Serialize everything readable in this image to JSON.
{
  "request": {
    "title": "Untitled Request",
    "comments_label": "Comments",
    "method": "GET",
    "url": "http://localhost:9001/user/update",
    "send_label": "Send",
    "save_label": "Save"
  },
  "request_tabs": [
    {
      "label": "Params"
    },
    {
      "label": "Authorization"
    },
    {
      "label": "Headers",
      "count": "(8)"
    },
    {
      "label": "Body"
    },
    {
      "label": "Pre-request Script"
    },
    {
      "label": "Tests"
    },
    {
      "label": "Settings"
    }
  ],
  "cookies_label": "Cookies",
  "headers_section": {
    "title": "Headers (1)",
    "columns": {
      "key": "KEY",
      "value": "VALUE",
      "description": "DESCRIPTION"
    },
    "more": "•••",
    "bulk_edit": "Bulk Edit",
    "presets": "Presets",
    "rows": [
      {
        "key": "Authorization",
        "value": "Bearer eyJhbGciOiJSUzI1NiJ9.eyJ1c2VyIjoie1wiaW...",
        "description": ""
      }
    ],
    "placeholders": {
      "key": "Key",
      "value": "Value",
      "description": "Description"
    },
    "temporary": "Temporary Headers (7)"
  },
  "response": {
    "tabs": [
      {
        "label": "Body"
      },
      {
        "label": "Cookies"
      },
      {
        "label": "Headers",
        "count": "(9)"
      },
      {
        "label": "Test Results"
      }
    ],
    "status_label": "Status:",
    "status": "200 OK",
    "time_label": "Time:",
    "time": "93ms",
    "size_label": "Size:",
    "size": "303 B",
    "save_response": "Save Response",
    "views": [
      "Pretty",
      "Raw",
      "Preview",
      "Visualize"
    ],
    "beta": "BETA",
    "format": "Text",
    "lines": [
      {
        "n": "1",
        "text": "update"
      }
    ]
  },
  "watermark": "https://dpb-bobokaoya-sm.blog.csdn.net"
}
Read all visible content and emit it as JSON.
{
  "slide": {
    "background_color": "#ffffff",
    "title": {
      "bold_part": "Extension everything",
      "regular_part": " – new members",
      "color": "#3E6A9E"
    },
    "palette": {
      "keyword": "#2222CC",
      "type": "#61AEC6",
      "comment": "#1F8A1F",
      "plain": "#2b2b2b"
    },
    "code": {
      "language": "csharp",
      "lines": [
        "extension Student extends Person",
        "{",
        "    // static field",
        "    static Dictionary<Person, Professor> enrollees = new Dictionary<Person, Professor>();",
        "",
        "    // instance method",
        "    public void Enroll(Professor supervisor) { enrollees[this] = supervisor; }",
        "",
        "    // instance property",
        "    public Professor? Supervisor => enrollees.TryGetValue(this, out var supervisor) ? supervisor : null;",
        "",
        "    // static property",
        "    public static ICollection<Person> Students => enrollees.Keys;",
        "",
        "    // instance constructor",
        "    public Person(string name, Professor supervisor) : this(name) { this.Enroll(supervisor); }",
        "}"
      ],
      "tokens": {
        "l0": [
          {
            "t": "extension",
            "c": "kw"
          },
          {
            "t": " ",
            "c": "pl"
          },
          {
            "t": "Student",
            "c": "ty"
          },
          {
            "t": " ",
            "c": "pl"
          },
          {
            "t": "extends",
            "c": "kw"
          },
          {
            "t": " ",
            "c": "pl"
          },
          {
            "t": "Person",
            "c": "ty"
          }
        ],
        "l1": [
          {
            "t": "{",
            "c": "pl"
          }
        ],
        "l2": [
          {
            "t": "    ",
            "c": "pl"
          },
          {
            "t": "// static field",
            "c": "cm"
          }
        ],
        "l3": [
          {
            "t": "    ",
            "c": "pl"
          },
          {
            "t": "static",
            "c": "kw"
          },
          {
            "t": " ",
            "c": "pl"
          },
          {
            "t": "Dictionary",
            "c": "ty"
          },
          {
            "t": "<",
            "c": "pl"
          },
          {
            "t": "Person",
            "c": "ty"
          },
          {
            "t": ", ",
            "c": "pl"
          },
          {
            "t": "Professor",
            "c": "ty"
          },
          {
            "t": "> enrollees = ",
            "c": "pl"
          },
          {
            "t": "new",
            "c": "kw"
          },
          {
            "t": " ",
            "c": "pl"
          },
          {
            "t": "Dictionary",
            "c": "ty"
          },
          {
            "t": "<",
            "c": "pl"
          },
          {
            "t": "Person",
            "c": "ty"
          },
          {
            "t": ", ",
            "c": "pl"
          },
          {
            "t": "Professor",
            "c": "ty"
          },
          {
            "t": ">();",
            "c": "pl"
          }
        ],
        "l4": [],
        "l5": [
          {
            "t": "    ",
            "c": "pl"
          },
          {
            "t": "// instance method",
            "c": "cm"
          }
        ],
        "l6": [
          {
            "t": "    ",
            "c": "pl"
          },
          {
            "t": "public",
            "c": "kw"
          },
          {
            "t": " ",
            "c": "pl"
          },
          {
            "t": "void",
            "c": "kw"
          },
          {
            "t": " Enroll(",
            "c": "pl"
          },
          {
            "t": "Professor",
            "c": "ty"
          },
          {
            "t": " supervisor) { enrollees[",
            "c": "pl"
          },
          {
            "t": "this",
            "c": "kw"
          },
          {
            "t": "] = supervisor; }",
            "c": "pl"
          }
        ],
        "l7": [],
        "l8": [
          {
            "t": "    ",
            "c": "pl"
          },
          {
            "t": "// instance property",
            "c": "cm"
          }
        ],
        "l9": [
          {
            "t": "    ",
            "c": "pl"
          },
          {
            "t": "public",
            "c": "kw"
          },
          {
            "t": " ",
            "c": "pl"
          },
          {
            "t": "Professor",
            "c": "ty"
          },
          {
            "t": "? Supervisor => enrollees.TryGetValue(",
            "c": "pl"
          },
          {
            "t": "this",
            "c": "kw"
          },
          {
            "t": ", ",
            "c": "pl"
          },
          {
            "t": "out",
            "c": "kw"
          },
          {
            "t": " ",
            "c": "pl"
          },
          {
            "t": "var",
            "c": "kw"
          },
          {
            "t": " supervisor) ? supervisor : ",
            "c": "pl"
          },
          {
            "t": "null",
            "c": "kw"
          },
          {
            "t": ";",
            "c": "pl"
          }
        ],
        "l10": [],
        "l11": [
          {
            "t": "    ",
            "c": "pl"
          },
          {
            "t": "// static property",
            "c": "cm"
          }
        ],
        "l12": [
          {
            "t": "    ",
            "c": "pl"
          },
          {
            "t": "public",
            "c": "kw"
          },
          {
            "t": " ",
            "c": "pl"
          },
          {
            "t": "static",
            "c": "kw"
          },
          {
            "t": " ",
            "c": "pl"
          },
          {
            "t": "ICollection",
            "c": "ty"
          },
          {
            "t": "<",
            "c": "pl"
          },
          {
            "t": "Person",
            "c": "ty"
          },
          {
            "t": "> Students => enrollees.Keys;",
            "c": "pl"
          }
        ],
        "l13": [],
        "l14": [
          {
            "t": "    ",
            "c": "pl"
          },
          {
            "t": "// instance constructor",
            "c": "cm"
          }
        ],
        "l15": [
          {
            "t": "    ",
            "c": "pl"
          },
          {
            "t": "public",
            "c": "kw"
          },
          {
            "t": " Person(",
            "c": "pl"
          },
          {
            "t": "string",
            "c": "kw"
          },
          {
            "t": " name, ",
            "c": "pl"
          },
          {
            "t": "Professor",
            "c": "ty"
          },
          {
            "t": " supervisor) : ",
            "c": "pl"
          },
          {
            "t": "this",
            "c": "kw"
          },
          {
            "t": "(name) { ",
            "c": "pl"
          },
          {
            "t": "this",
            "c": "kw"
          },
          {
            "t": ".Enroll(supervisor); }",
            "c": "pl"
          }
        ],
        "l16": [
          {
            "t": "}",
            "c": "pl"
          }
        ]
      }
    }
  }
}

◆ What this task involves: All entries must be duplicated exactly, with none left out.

◆ Task solution:
Serialize everything readable in this image to JSON.
{
  "request": {
    "title": "Untitled Request",
    "comments_label": "Comments",
    "method": "GET",
    "url": "http://localhost:9001/user/update",
    "send_label": "Send",
    "save_label": "Save"
  },
  "request_tabs": [
    {
      "label": "Params"
    },
    {
      "label": "Authorization"
    },
    {
      "label": "Headers",
      "count": "(8)"
    },
    {
      "label": "Body"
    },
    {
      "label": "Pre-request Script"
    },
    {
      "label": "Tests"
    },
    {
      "label": "Settings"
    }
  ],
  "cookies_label": "Cookies",
  "headers_section": {
    "title": "Headers (1)",
    "columns": {
      "key": "KEY",
      "value": "VALUE",
      "description": "DESCRIPTION"
    },
    "more": "•••",
    "bulk_edit": "Bulk Edit",
    "presets": "Presets",
    "rows": [
      {
        "key": "Authorization",
        "value": "Bearer eyJhbGciOiJSUzI1NiJ9.eyJ1c2VyIjoie1wiaW...",
        "description": ""
      }
    ],
    "placeholders": {
      "key": "Key",
      "value": "Value",
      "description": "Description"
    },
    "temporary": "Temporary Headers (7)"
  },
  "response": {
    "tabs": [
      {
        "label": "Body"
      },
      {
        "label": "Cookies"
      },
      {
        "label": "Headers",
        "count": "(9)"
      },
      {
        "label": "Test Results"
      }
    ],
    "status_label": "Status:",
    "status": "200 OK",
    "time_label": "Time:",
    "time": "93ms",
    "size_label": "Size:",
    "size": "303 B",
    "save_response": "Save Response",
    "views": [
      "Pretty",
      "Raw",
      "Preview",
      "Visualize"
    ],
    "beta": "BETA",
    "format": "Text",
    "lines": [
      {
        "n": "1",
        "text": "update"
      }
    ]
  },
  "watermark": "https://dpb-bobokaoya-sm.blog.csdn.net"
}
Read all visible content and emit it as JSON.
{
  "slide": {
    "background_color": "#ffffff",
    "title": {
      "bold_part": "Extension everything",
      "regular_part": " – new members",
      "color": "#3E6A9E"
    },
    "palette": {
      "keyword": "#2222CC",
      "type": "#61AEC6",
      "comment": "#1F8A1F",
      "plain": "#2b2b2b"
    },
    "code": {
      "language": "csharp",
      "lines": [
        "extension Student extends Person",
        "{",
        "    // static field",
        "    static Dictionary<Person, Professor> enrollees = new Dictionary<Person, Professor>();",
        "",
        "    // instance method",
        "    public void Enroll(Professor supervisor) { enrollees[this] = supervisor; }",
        "",
        "    // instance property",
        "    public Professor? Supervisor => enrollees.TryGetValue(this, out var supervisor) ? supervisor : null;",
        "",
        "    // static property",
        "    public static ICollection<Person> Students => enrollees.Keys;",
        "",
        "    // instance constructor",
        "    public Person(string name, Professor supervisor) : this(name) { this.Enroll(supervisor); }",
        "}"
      ],
      "tokens": {
        "l0": [
          {
            "t": "extension",
            "c": "kw"
          },
          {
            "t": " ",
            "c": "pl"
          },
          {
            "t": "Student",
            "c": "ty"
          },
          {
            "t": " ",
            "c": "pl"
          },
          {
            "t": "extends",
            "c": "kw"
          },
          {
            "t": " ",
            "c": "pl"
          },
          {
            "t": "Person",
            "c": "ty"
          }
        ],
        "l1": [
          {
            "t": "{",
            "c": "pl"
          }
        ],
        "l2": [
          {
            "t": "    ",
            "c": "pl"
          },
          {
            "t": "// static field",
            "c": "cm"
          }
        ],
        "l3": [
          {
            "t": "    ",
            "c": "pl"
          },
          {
            "t": "static",
            "c": "kw"
          },
          {
            "t": " ",
            "c": "pl"
          },
          {
            "t": "Dictionary",
            "c": "ty"
          },
          {
            "t": "<",
            "c": "pl"
          },
          {
            "t": "Person",
            "c": "ty"
          },
          {
            "t": ", ",
            "c": "pl"
          },
          {
            "t": "Professor",
            "c": "ty"
          },
          {
            "t": "> enrollees = ",
            "c": "pl"
          },
          {
            "t": "new",
            "c": "kw"
          },
          {
            "t": " ",
            "c": "pl"
          },
          {
            "t": "Dictionary",
            "c": "ty"
          },
          {
            "t": "<",
            "c": "pl"
          },
          {
            "t": "Person",
            "c": "ty"
          },
          {
            "t": ", ",
            "c": "pl"
          },
          {
            "t": "Professor",
            "c": "ty"
          },
          {
            "t": ">();",
            "c": "pl"
          }
        ],
        "l4": [],
        "l5": [
          {
            "t": "    ",
            "c": "pl"
          },
          {
            "t": "// instance method",
            "c": "cm"
          }
        ],
        "l6": [
          {
            "t": "    ",
            "c": "pl"
          },
          {
            "t": "public",
            "c": "kw"
          },
          {
            "t": " ",
            "c": "pl"
          },
          {
            "t": "void",
            "c": "kw"
          },
          {
            "t": " Enroll(",
            "c": "pl"
          },
          {
            "t": "Professor",
            "c": "ty"
          },
          {
            "t": " supervisor) { enrollees[",
            "c": "pl"
          },
          {
            "t": "this",
            "c": "kw"
          },
          {
            "t": "] = supervisor; }",
            "c": "pl"
          }
        ],
        "l7": [],
        "l8": [
          {
            "t": "    ",
            "c": "pl"
          },
          {
            "t": "// instance property",
            "c": "cm"
          }
        ],
        "l9": [
          {
            "t": "    ",
            "c": "pl"
          },
          {
            "t": "public",
            "c": "kw"
          },
          {
            "t": " ",
            "c": "pl"
          },
          {
            "t": "Professor",
            "c": "ty"
          },
          {
            "t": "? Supervisor => enrollees.TryGetValue(",
            "c": "pl"
          },
          {
            "t": "this",
            "c": "kw"
          },
          {
            "t": ", ",
            "c": "pl"
          },
          {
            "t": "out",
            "c": "kw"
          },
          {
            "t": " ",
            "c": "pl"
          },
          {
            "t": "var",
            "c": "kw"
          },
          {
            "t": " supervisor) ? supervisor : ",
            "c": "pl"
          },
          {
            "t": "null",
            "c": "kw"
          },
          {
            "t": ";",
            "c": "pl"
          }
        ],
        "l10": [],
        "l11": [
          {
            "t": "    ",
            "c": "pl"
          },
          {
            "t": "// static property",
            "c": "cm"
          }
        ],
        "l12": [
          {
            "t": "    ",
            "c": "pl"
          },
          {
            "t": "public",
            "c": "kw"
          },
          {
            "t": " ",
            "c": "pl"
          },
          {
            "t": "static",
            "c": "kw"
          },
          {
            "t": " ",
            "c": "pl"
          },
          {
            "t": "ICollection",
            "c": "ty"
          },
          {
            "t": "<",
            "c": "pl"
          },
          {
            "t": "Person",
            "c": "ty"
          },
          {
            "t": "> Students => enrollees.Keys;",
            "c": "pl"
          }
        ],
        "l13": [],
        "l14": [
          {
            "t": "    ",
            "c": "pl"
          },
          {
            "t": "// instance constructor",
            "c": "cm"
          }
        ],
        "l15": [
          {
            "t": "    ",
            "c": "pl"
          },
          {
            "t": "public",
            "c": "kw"
          },
          {
            "t": " Person(",
            "c": "pl"
          },
          {
            "t": "string",
            "c": "kw"
          },
          {
            "t": " name, ",
            "c": "pl"
          },
          {
            "t": "Professor",
            "c": "ty"
          },
          {
            "t": " supervisor) : ",
            "c": "pl"
          },
          {
            "t": "this",
            "c": "kw"
          },
          {
            "t": "(name) { ",
            "c": "pl"
          },
          {
            "t": "this",
            "c": "kw"
          },
          {
            "t": ".Enroll(supervisor); }",
            "c": "pl"
          }
        ],
        "l16": [
          {
            "t": "}",
            "c": "pl"
          }
        ]
      }
    }
  }
}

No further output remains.